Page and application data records
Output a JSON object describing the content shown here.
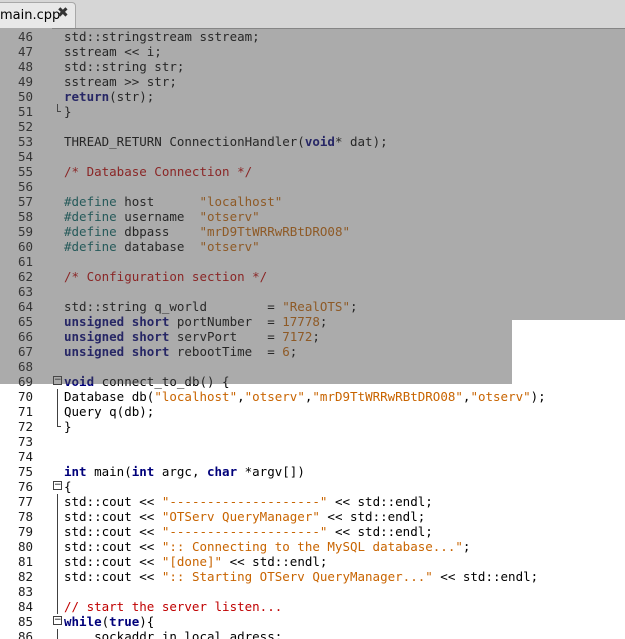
{
  "tab": {
    "title": "main.cpp",
    "close_glyph": "✖"
  },
  "lines": [
    {
      "n": "46",
      "t": [
        [
          "plain",
          "std::stringstream sstream;"
        ]
      ]
    },
    {
      "n": "47",
      "t": [
        [
          "plain",
          "sstream << i;"
        ]
      ]
    },
    {
      "n": "48",
      "t": [
        [
          "plain",
          "std::string str;"
        ]
      ]
    },
    {
      "n": "49",
      "t": [
        [
          "plain",
          "sstream >> str;"
        ]
      ]
    },
    {
      "n": "50",
      "t": [
        [
          "kw",
          "return"
        ],
        [
          "plain",
          "(str);"
        ]
      ]
    },
    {
      "n": "51",
      "t": [
        [
          "plain",
          "}"
        ]
      ],
      "fold": "end"
    },
    {
      "n": "52",
      "t": []
    },
    {
      "n": "53",
      "t": [
        [
          "plain",
          "THREAD_RETURN ConnectionHandler("
        ],
        [
          "kw",
          "void"
        ],
        [
          "plain",
          "* dat);"
        ]
      ]
    },
    {
      "n": "54",
      "t": []
    },
    {
      "n": "55",
      "t": [
        [
          "cmt",
          "/* Database Connection */"
        ]
      ]
    },
    {
      "n": "56",
      "t": []
    },
    {
      "n": "57",
      "t": [
        [
          "pp",
          "#define"
        ],
        [
          "plain",
          " host      "
        ],
        [
          "str",
          "\"localhost\""
        ]
      ]
    },
    {
      "n": "58",
      "t": [
        [
          "pp",
          "#define"
        ],
        [
          "plain",
          " username  "
        ],
        [
          "str",
          "\"otserv\""
        ]
      ]
    },
    {
      "n": "59",
      "t": [
        [
          "pp",
          "#define"
        ],
        [
          "plain",
          " dbpass    "
        ],
        [
          "str",
          "\"mrD9TtWRRwRBtDRO08\""
        ]
      ]
    },
    {
      "n": "60",
      "t": [
        [
          "pp",
          "#define"
        ],
        [
          "plain",
          " database  "
        ],
        [
          "str",
          "\"otserv\""
        ]
      ]
    },
    {
      "n": "61",
      "t": []
    },
    {
      "n": "62",
      "t": [
        [
          "cmt",
          "/* Configuration section */"
        ]
      ]
    },
    {
      "n": "63",
      "t": []
    },
    {
      "n": "64",
      "t": [
        [
          "plain",
          "std::string q_world        = "
        ],
        [
          "str",
          "\"RealOTS\""
        ],
        [
          "plain",
          ";"
        ]
      ]
    },
    {
      "n": "65",
      "t": [
        [
          "kw",
          "unsigned short"
        ],
        [
          "plain",
          " portNumber  = "
        ],
        [
          "num",
          "17778"
        ],
        [
          "plain",
          ";"
        ]
      ]
    },
    {
      "n": "66",
      "t": [
        [
          "kw",
          "unsigned short"
        ],
        [
          "plain",
          " servPort    = "
        ],
        [
          "num",
          "7172"
        ],
        [
          "plain",
          ";"
        ]
      ]
    },
    {
      "n": "67",
      "t": [
        [
          "kw",
          "unsigned short"
        ],
        [
          "plain",
          " rebootTime  = "
        ],
        [
          "num",
          "6"
        ],
        [
          "plain",
          ";"
        ]
      ]
    },
    {
      "n": "68",
      "t": []
    },
    {
      "n": "69",
      "t": [
        [
          "kw",
          "void"
        ],
        [
          "plain",
          " connect_to_db() {"
        ]
      ],
      "fold": "start"
    },
    {
      "n": "70",
      "t": [
        [
          "plain",
          "Database db("
        ],
        [
          "str",
          "\"localhost\""
        ],
        [
          "plain",
          ","
        ],
        [
          "str",
          "\"otserv\""
        ],
        [
          "plain",
          ","
        ],
        [
          "str",
          "\"mrD9TtWRRwRBtDRO08\""
        ],
        [
          "plain",
          ","
        ],
        [
          "str",
          "\"otserv\""
        ],
        [
          "plain",
          ");"
        ]
      ],
      "fold": "mid"
    },
    {
      "n": "71",
      "t": [
        [
          "plain",
          "Query q(db);"
        ]
      ],
      "fold": "mid"
    },
    {
      "n": "72",
      "t": [
        [
          "plain",
          "}"
        ]
      ],
      "fold": "end"
    },
    {
      "n": "73",
      "t": []
    },
    {
      "n": "74",
      "t": []
    },
    {
      "n": "75",
      "t": [
        [
          "kw",
          "int"
        ],
        [
          "plain",
          " main("
        ],
        [
          "kw",
          "int"
        ],
        [
          "plain",
          " argc, "
        ],
        [
          "kw",
          "char"
        ],
        [
          "plain",
          " *argv[])"
        ]
      ]
    },
    {
      "n": "76",
      "t": [
        [
          "plain",
          "{"
        ]
      ],
      "fold": "start"
    },
    {
      "n": "77",
      "t": [
        [
          "plain",
          "std::cout << "
        ],
        [
          "str",
          "\"--------------------\""
        ],
        [
          "plain",
          " << std::endl;"
        ]
      ],
      "fold": "mid"
    },
    {
      "n": "78",
      "t": [
        [
          "plain",
          "std::cout << "
        ],
        [
          "str",
          "\"OTServ QueryManager\""
        ],
        [
          "plain",
          " << std::endl;"
        ]
      ],
      "fold": "mid"
    },
    {
      "n": "79",
      "t": [
        [
          "plain",
          "std::cout << "
        ],
        [
          "str",
          "\"--------------------\""
        ],
        [
          "plain",
          " << std::endl;"
        ]
      ],
      "fold": "mid"
    },
    {
      "n": "80",
      "t": [
        [
          "plain",
          "std::cout << "
        ],
        [
          "str",
          "\":: Connecting to the MySQL database...\""
        ],
        [
          "plain",
          ";"
        ]
      ],
      "fold": "mid"
    },
    {
      "n": "81",
      "t": [
        [
          "plain",
          "std::cout << "
        ],
        [
          "str",
          "\"[done]\""
        ],
        [
          "plain",
          " << std::endl;"
        ]
      ],
      "fold": "mid"
    },
    {
      "n": "82",
      "t": [
        [
          "plain",
          "std::cout << "
        ],
        [
          "str",
          "\":: Starting OTServ QueryManager...\""
        ],
        [
          "plain",
          " << std::endl;"
        ]
      ],
      "fold": "mid"
    },
    {
      "n": "83",
      "t": [],
      "fold": "mid"
    },
    {
      "n": "84",
      "t": [
        [
          "cmt",
          "// start the server listen..."
        ]
      ],
      "fold": "mid"
    },
    {
      "n": "85",
      "t": [
        [
          "kw",
          "while"
        ],
        [
          "plain",
          "("
        ],
        [
          "kw",
          "true"
        ],
        [
          "plain",
          "){"
        ]
      ],
      "fold": "start"
    },
    {
      "n": "86",
      "t": [
        [
          "plain",
          "    sockaddr_in local_adress;"
        ]
      ],
      "fold": "mid"
    }
  ]
}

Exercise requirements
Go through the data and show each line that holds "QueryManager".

Answer to this task
          "\"OTServ QueryManager\""
          "\":: Starting OTServ QueryManager...\""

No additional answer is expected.